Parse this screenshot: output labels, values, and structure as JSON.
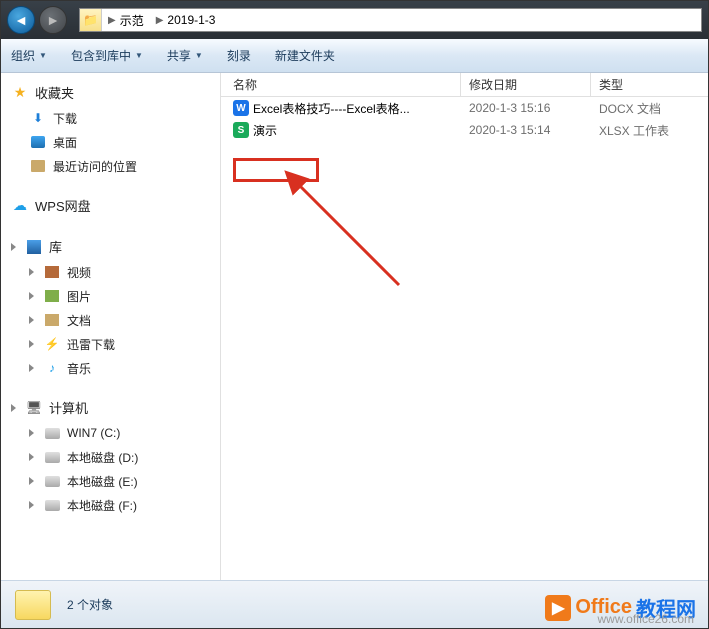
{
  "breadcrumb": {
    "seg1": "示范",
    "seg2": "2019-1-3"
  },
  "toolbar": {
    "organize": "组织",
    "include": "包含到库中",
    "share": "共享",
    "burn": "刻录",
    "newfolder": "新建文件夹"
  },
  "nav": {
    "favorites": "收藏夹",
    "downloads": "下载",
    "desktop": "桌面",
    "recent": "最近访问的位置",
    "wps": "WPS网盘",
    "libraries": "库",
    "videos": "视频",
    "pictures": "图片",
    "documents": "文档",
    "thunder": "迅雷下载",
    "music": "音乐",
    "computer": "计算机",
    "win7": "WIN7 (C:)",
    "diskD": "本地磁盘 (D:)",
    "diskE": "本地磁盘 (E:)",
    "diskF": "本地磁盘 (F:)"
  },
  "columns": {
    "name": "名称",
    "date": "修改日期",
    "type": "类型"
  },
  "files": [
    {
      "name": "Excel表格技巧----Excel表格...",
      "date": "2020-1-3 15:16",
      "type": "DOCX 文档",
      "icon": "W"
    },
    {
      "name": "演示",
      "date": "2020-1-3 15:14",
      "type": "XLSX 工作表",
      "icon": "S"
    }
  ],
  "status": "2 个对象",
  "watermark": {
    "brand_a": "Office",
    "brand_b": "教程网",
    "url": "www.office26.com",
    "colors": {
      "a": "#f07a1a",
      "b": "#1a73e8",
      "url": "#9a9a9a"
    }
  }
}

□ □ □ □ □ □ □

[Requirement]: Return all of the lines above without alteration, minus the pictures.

[Solved problem]:
Parse this screenshot: output labels, values, and structure as JSON.
{
  "breadcrumb": {
    "seg1": "示范",
    "seg2": "2019-1-3"
  },
  "toolbar": {
    "organize": "组织",
    "include": "包含到库中",
    "share": "共享",
    "burn": "刻录",
    "newfolder": "新建文件夹"
  },
  "nav": {
    "favorites": "收藏夹",
    "downloads": "下载",
    "desktop": "桌面",
    "recent": "最近访问的位置",
    "wps": "WPS网盘",
    "libraries": "库",
    "videos": "视频",
    "pictures": "图片",
    "documents": "文档",
    "thunder": "迅雷下载",
    "music": "音乐",
    "computer": "计算机",
    "win7": "WIN7 (C:)",
    "diskD": "本地磁盘 (D:)",
    "diskE": "本地磁盘 (E:)",
    "diskF": "本地磁盘 (F:)"
  },
  "columns": {
    "name": "名称",
    "date": "修改日期",
    "type": "类型"
  },
  "files": [
    {
      "name": "Excel表格技巧----Excel表格...",
      "date": "2020-1-3 15:16",
      "type": "DOCX 文档",
      "icon": "W"
    },
    {
      "name": "演示",
      "date": "2020-1-3 15:14",
      "type": "XLSX 工作表",
      "icon": "S"
    }
  ],
  "status": "2 个对象",
  "watermark": {
    "brand_a": "Office",
    "brand_b": "教程网",
    "url": "www.office26.com",
    "colors": {
      "a": "#f07a1a",
      "b": "#1a73e8",
      "url": "#9a9a9a"
    }
  }
}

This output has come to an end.